Collection entries
══════════════════════════════
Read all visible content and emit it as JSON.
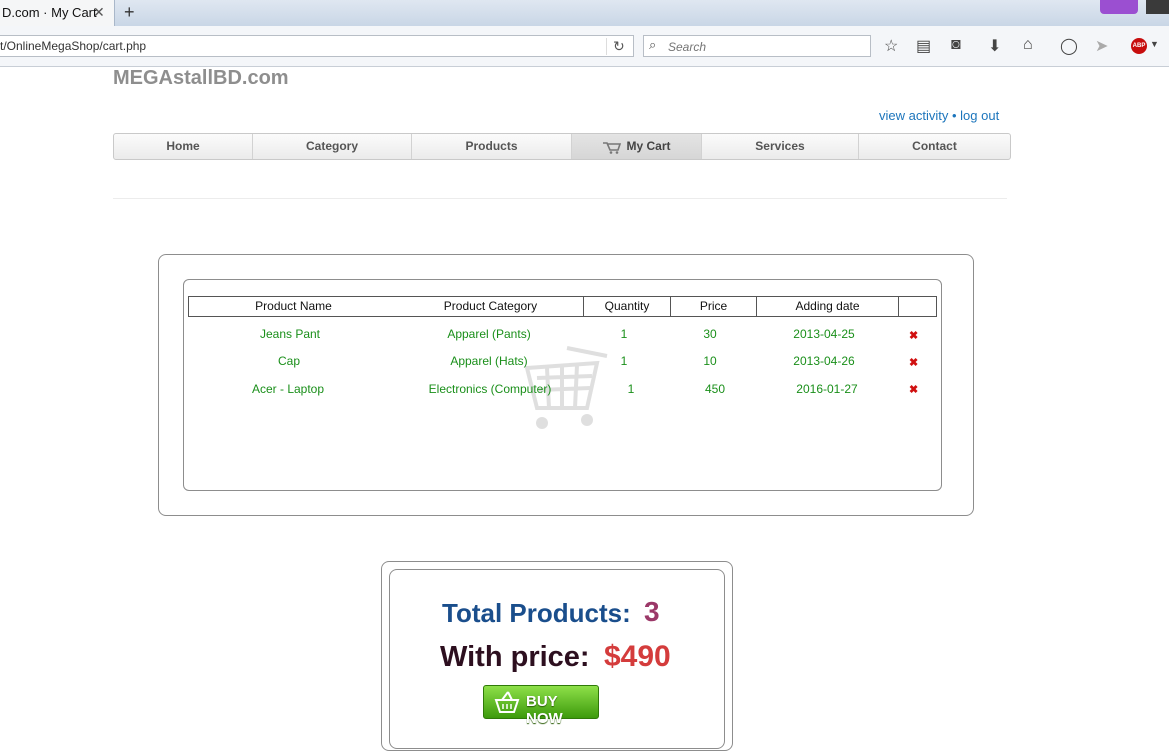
{
  "browser": {
    "tab_title": "D.com · My Cart",
    "tab_close": "✕",
    "new_tab": "+",
    "url": "t/OnlineMegaShop/cart.php",
    "search_placeholder": "Search"
  },
  "site": {
    "title": "MEGAstallBD.com",
    "view_activity": "view activity",
    "separator": "•",
    "log_out": "log out"
  },
  "menu": {
    "items": [
      "Home",
      "Category",
      "Products",
      "My Cart",
      "Services",
      "Contact"
    ],
    "active": "My Cart"
  },
  "cart": {
    "columns": [
      "Product Name",
      "Product Category",
      "Quantity",
      "Price",
      "Adding date"
    ],
    "rows": [
      {
        "name": "Jeans Pant",
        "category": "Apparel (Pants)",
        "quantity": "1",
        "price": "30",
        "date": "2013-04-25"
      },
      {
        "name": "Cap",
        "category": "Apparel (Hats)",
        "quantity": "1",
        "price": "10",
        "date": "2013-04-26"
      },
      {
        "name": "Acer - Laptop",
        "category": "Electronics (Computer)",
        "quantity": "1",
        "price": "450",
        "date": "2016-01-27"
      }
    ],
    "delete_symbol": "✖"
  },
  "summary": {
    "total_label": "Total Products:",
    "total_value": "3",
    "price_label": "With price:",
    "price_value": "$490",
    "buy_label": "BUY NOW"
  },
  "colors": {
    "cell_text": "#1a8f1a",
    "link": "#1c75bc",
    "delete": "#d01010"
  }
}
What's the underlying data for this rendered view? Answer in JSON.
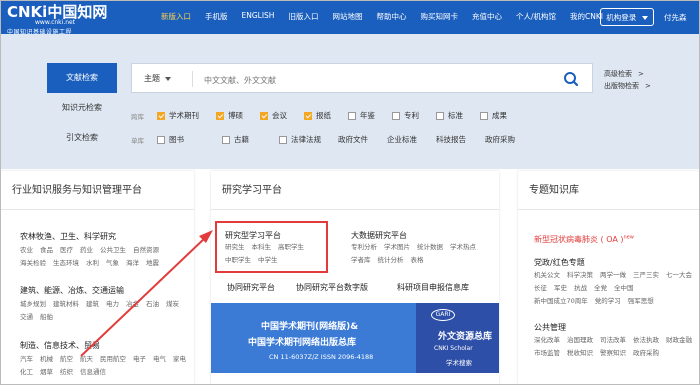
{
  "logo": {
    "main": "CNKi中国知网",
    "url": "www.cnki.net",
    "sub": "中国知识基础设施工程"
  },
  "nav": [
    {
      "label": "新版入口",
      "active": true
    },
    {
      "label": "手机版"
    },
    {
      "label": "ENGLISH"
    },
    {
      "label": "旧版入口"
    },
    {
      "label": "网站地图"
    },
    {
      "label": "帮助中心"
    },
    {
      "label": "购买知网卡"
    },
    {
      "label": "充值中心"
    },
    {
      "label": "个人/机构馆"
    },
    {
      "label": "我的CNKI"
    }
  ],
  "login_label": "机构登录",
  "user_label": "付先森",
  "side_tabs": [
    "文献检索",
    "知识元检索",
    "引文检索"
  ],
  "search": {
    "field": "主题",
    "placeholder": "中文文献、外文文献",
    "icon": "search-icon"
  },
  "advanced": {
    "adv_label": "高级检索",
    "pub_label": "出版物检索",
    "arrow": ">"
  },
  "crosslib": {
    "label": "跨库",
    "items": [
      {
        "label": "学术期刊",
        "checked": true
      },
      {
        "label": "博硕",
        "checked": true
      },
      {
        "label": "会议",
        "checked": true
      },
      {
        "label": "报纸",
        "checked": true
      },
      {
        "label": "年鉴",
        "checked": false
      },
      {
        "label": "专利",
        "checked": false
      },
      {
        "label": "标准",
        "checked": false
      },
      {
        "label": "成果",
        "checked": false
      }
    ]
  },
  "singlelib": {
    "label": "单库",
    "checkitems": [
      {
        "label": "图书",
        "checked": false
      },
      {
        "label": "古籍",
        "checked": false
      },
      {
        "label": "法律法规",
        "checked": false
      }
    ],
    "plain": [
      "政府文件",
      "企业标准",
      "科技报告",
      "政府采购"
    ]
  },
  "panel1": {
    "title": "行业知识服务与知识管理平台",
    "cat1": "农林牧渔、卫生、科学研究",
    "cat1_links": [
      "农业",
      "食品",
      "医疗",
      "药业",
      "公共卫生",
      "自然资源",
      "海关检验",
      "生态环境",
      "水利",
      "气象",
      "海洋",
      "地震"
    ],
    "cat2": "建筑、能源、冶炼、交通运输",
    "cat2_links": [
      "城乡规划",
      "建筑材料",
      "建筑",
      "电力",
      "冶金",
      "石油",
      "煤炭",
      "交通",
      "船舶"
    ],
    "cat3": "制造、信息技术、贸易",
    "cat3_links": [
      "汽车",
      "机械",
      "航空",
      "航天",
      "民用航空",
      "电子",
      "电气",
      "家电",
      "化工",
      "烟草",
      "纺织",
      "信息通信"
    ]
  },
  "panel2": {
    "title": "研究学习平台",
    "study_title": "研究型学习平台",
    "study_links": [
      "研究生",
      "本科生",
      "高职学生",
      "中职学生",
      "中学生"
    ],
    "bigdata_title": "大数据研究平台",
    "bigdata_links": [
      "专利分析",
      "学术图片",
      "统计数据",
      "学术热点",
      "学者库",
      "统计分析",
      "表格"
    ],
    "row3": [
      "协同研究平台",
      "协同研究平台数字版",
      "科研项目申报信息库"
    ],
    "banner1_t1": "中国学术期刊(网络版)&",
    "banner1_t2": "中国学术期刊网络出版总库",
    "banner1_t3": "CN 11-6037Z/Z    ISSN 2096-4188",
    "banner2_gari": "GARI",
    "banner2_w1": "外文资源总库",
    "banner2_w2": "CNKI Scholar",
    "banner2_w3": "学术搜索"
  },
  "panel3": {
    "title": "专题知识库",
    "promo": "新型冠状病毒肺炎 ( OA )",
    "promo_badge": "new",
    "cat1": "党政/红色专题",
    "cat1_links": [
      "机关公文",
      "科学决策",
      "两学一做",
      "三严三实",
      "七一大会",
      "长征",
      "军史",
      "抗战",
      "全党",
      "全中国",
      "新中国成立70周年",
      "党的学习",
      "强军思想"
    ],
    "cat2": "公共管理",
    "cat2_links": [
      "深化改革",
      "治国理政",
      "司法改革",
      "依法执政",
      "财政金融",
      "市场监管",
      "税收知识",
      "警察知识",
      "政府采购"
    ]
  }
}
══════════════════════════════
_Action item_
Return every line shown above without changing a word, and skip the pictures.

_Written answer_
Read all visible content and emit it as JSON.
{
  "browser": {
    "tab_title": "D.com · My Cart",
    "tab_close": "✕",
    "new_tab": "+",
    "url": "t/OnlineMegaShop/cart.php",
    "search_placeholder": "Search"
  },
  "site": {
    "title": "MEGAstallBD.com",
    "view_activity": "view activity",
    "separator": "•",
    "log_out": "log out"
  },
  "menu": {
    "items": [
      "Home",
      "Category",
      "Products",
      "My Cart",
      "Services",
      "Contact"
    ],
    "active": "My Cart"
  },
  "cart": {
    "columns": [
      "Product Name",
      "Product Category",
      "Quantity",
      "Price",
      "Adding date"
    ],
    "rows": [
      {
        "name": "Jeans Pant",
        "category": "Apparel (Pants)",
        "quantity": "1",
        "price": "30",
        "date": "2013-04-25"
      },
      {
        "name": "Cap",
        "category": "Apparel (Hats)",
        "quantity": "1",
        "price": "10",
        "date": "2013-04-26"
      },
      {
        "name": "Acer - Laptop",
        "category": "Electronics (Computer)",
        "quantity": "1",
        "price": "450",
        "date": "2016-01-27"
      }
    ],
    "delete_symbol": "✖"
  },
  "summary": {
    "total_label": "Total Products:",
    "total_value": "3",
    "price_label": "With price:",
    "price_value": "$490",
    "buy_label": "BUY NOW"
  },
  "colors": {
    "cell_text": "#1a8f1a",
    "link": "#1c75bc",
    "delete": "#d01010"
  }
}
What's the underlying data for this rendered view? Answer in JSON.
{
  "logo": {
    "main": "CNKi中国知网",
    "url": "www.cnki.net",
    "sub": "中国知识基础设施工程"
  },
  "nav": [
    {
      "label": "新版入口",
      "active": true
    },
    {
      "label": "手机版"
    },
    {
      "label": "ENGLISH"
    },
    {
      "label": "旧版入口"
    },
    {
      "label": "网站地图"
    },
    {
      "label": "帮助中心"
    },
    {
      "label": "购买知网卡"
    },
    {
      "label": "充值中心"
    },
    {
      "label": "个人/机构馆"
    },
    {
      "label": "我的CNKI"
    }
  ],
  "login_label": "机构登录",
  "user_label": "付先森",
  "side_tabs": [
    "文献检索",
    "知识元检索",
    "引文检索"
  ],
  "search": {
    "field": "主题",
    "placeholder": "中文文献、外文文献",
    "icon": "search-icon"
  },
  "advanced": {
    "adv_label": "高级检索",
    "pub_label": "出版物检索",
    "arrow": ">"
  },
  "crosslib": {
    "label": "跨库",
    "items": [
      {
        "label": "学术期刊",
        "checked": true
      },
      {
        "label": "博硕",
        "checked": true
      },
      {
        "label": "会议",
        "checked": true
      },
      {
        "label": "报纸",
        "checked": true
      },
      {
        "label": "年鉴",
        "checked": false
      },
      {
        "label": "专利",
        "checked": false
      },
      {
        "label": "标准",
        "checked": false
      },
      {
        "label": "成果",
        "checked": false
      }
    ]
  },
  "singlelib": {
    "label": "单库",
    "checkitems": [
      {
        "label": "图书",
        "checked": false
      },
      {
        "label": "古籍",
        "checked": false
      },
      {
        "label": "法律法规",
        "checked": false
      }
    ],
    "plain": [
      "政府文件",
      "企业标准",
      "科技报告",
      "政府采购"
    ]
  },
  "panel1": {
    "title": "行业知识服务与知识管理平台",
    "cat1": "农林牧渔、卫生、科学研究",
    "cat1_links": [
      "农业",
      "食品",
      "医疗",
      "药业",
      "公共卫生",
      "自然资源",
      "海关检验",
      "生态环境",
      "水利",
      "气象",
      "海洋",
      "地震"
    ],
    "cat2": "建筑、能源、冶炼、交通运输",
    "cat2_links": [
      "城乡规划",
      "建筑材料",
      "建筑",
      "电力",
      "冶金",
      "石油",
      "煤炭",
      "交通",
      "船舶"
    ],
    "cat3": "制造、信息技术、贸易",
    "cat3_links": [
      "汽车",
      "机械",
      "航空",
      "航天",
      "民用航空",
      "电子",
      "电气",
      "家电",
      "化工",
      "烟草",
      "纺织",
      "信息通信"
    ]
  },
  "panel2": {
    "title": "研究学习平台",
    "study_title": "研究型学习平台",
    "study_links": [
      "研究生",
      "本科生",
      "高职学生",
      "中职学生",
      "中学生"
    ],
    "bigdata_title": "大数据研究平台",
    "bigdata_links": [
      "专利分析",
      "学术图片",
      "统计数据",
      "学术热点",
      "学者库",
      "统计分析",
      "表格"
    ],
    "row3": [
      "协同研究平台",
      "协同研究平台数字版",
      "科研项目申报信息库"
    ],
    "banner1_t1": "中国学术期刊(网络版)&",
    "banner1_t2": "中国学术期刊网络出版总库",
    "banner1_t3": "CN 11-6037Z/Z    ISSN 2096-4188",
    "banner2_gari": "GARI",
    "banner2_w1": "外文资源总库",
    "banner2_w2": "CNKI Scholar",
    "banner2_w3": "学术搜索"
  },
  "panel3": {
    "title": "专题知识库",
    "promo": "新型冠状病毒肺炎 ( OA )",
    "promo_badge": "new",
    "cat1": "党政/红色专题",
    "cat1_links": [
      "机关公文",
      "科学决策",
      "两学一做",
      "三严三实",
      "七一大会",
      "长征",
      "军史",
      "抗战",
      "全党",
      "全中国",
      "新中国成立70周年",
      "党的学习",
      "强军思想"
    ],
    "cat2": "公共管理",
    "cat2_links": [
      "深化改革",
      "治国理政",
      "司法改革",
      "依法执政",
      "财政金融",
      "市场监管",
      "税收知识",
      "警察知识",
      "政府采购"
    ]
  }
}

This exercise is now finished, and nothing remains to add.